> _Work required_
Without reproducing any picture, copy the records word for word.

> _Entries shown_
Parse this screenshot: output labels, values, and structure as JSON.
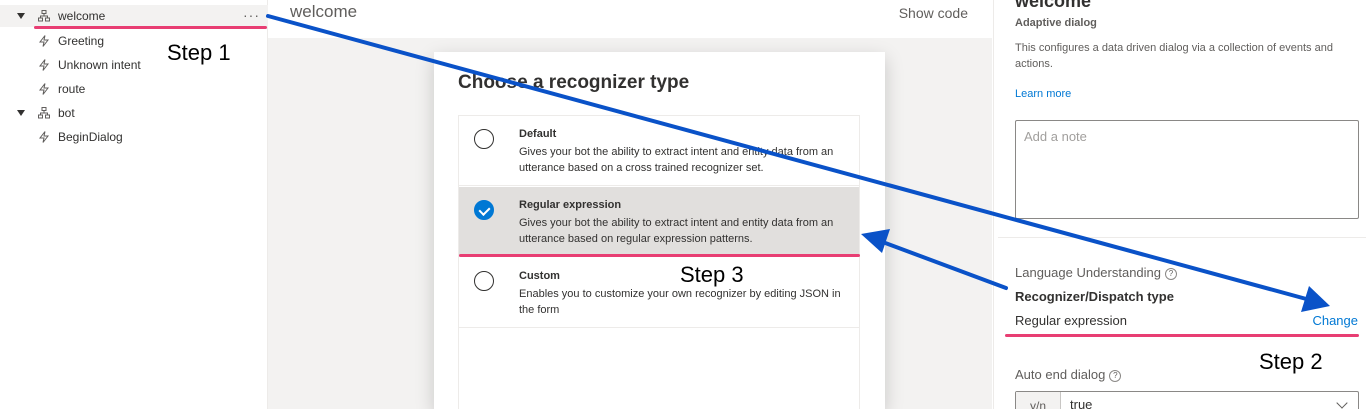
{
  "tree": {
    "items": [
      {
        "label": "welcome",
        "type": "dialog"
      },
      {
        "label": "Greeting",
        "type": "trigger"
      },
      {
        "label": "Unknown intent",
        "type": "trigger"
      },
      {
        "label": "route",
        "type": "trigger"
      },
      {
        "label": "bot",
        "type": "dialog"
      },
      {
        "label": "BeginDialog",
        "type": "trigger"
      }
    ],
    "more_label": "···"
  },
  "header": {
    "title": "welcome",
    "show_code": "Show code"
  },
  "modal": {
    "title": "Choose a recognizer type",
    "options": [
      {
        "title": "Default",
        "description": "Gives your bot the ability to extract intent and entity data from an utterance based on a cross trained recognizer set.",
        "selected": false
      },
      {
        "title": "Regular expression",
        "description": "Gives your bot the ability to extract intent and entity data from an utterance based on regular expression patterns.",
        "selected": true
      },
      {
        "title": "Custom",
        "description": "Enables you to customize your own recognizer by editing JSON in the form",
        "selected": false
      }
    ]
  },
  "properties": {
    "title": "welcome",
    "subtitle": "Adaptive dialog",
    "description": "This configures a data driven dialog via a collection of events and actions.",
    "learn_more": "Learn more",
    "note_placeholder": "Add a note",
    "language_understanding": "Language Understanding",
    "recognizer_label": "Recognizer/Dispatch type",
    "recognizer_value": "Regular expression",
    "change_link": "Change",
    "auto_end_label": "Auto end dialog",
    "auto_end_type": "y/n",
    "auto_end_value": "true",
    "help_glyph": "?"
  },
  "annotations": {
    "step1": "Step 1",
    "step2": "Step 2",
    "step3": "Step 3",
    "highlight_color": "#e83e73",
    "arrow_color": "#0a52c8"
  }
}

> _Problem solution_
Parse this screenshot: output labels, values, and structure as JSON.
{
  "tree": {
    "items": [
      {
        "label": "welcome",
        "type": "dialog"
      },
      {
        "label": "Greeting",
        "type": "trigger"
      },
      {
        "label": "Unknown intent",
        "type": "trigger"
      },
      {
        "label": "route",
        "type": "trigger"
      },
      {
        "label": "bot",
        "type": "dialog"
      },
      {
        "label": "BeginDialog",
        "type": "trigger"
      }
    ],
    "more_label": "···"
  },
  "header": {
    "title": "welcome",
    "show_code": "Show code"
  },
  "modal": {
    "title": "Choose a recognizer type",
    "options": [
      {
        "title": "Default",
        "description": "Gives your bot the ability to extract intent and entity data from an utterance based on a cross trained recognizer set.",
        "selected": false
      },
      {
        "title": "Regular expression",
        "description": "Gives your bot the ability to extract intent and entity data from an utterance based on regular expression patterns.",
        "selected": true
      },
      {
        "title": "Custom",
        "description": "Enables you to customize your own recognizer by editing JSON in the form",
        "selected": false
      }
    ]
  },
  "properties": {
    "title": "welcome",
    "subtitle": "Adaptive dialog",
    "description": "This configures a data driven dialog via a collection of events and actions.",
    "learn_more": "Learn more",
    "note_placeholder": "Add a note",
    "language_understanding": "Language Understanding",
    "recognizer_label": "Recognizer/Dispatch type",
    "recognizer_value": "Regular expression",
    "change_link": "Change",
    "auto_end_label": "Auto end dialog",
    "auto_end_type": "y/n",
    "auto_end_value": "true",
    "help_glyph": "?"
  },
  "annotations": {
    "step1": "Step 1",
    "step2": "Step 2",
    "step3": "Step 3",
    "highlight_color": "#e83e73",
    "arrow_color": "#0a52c8"
  }
}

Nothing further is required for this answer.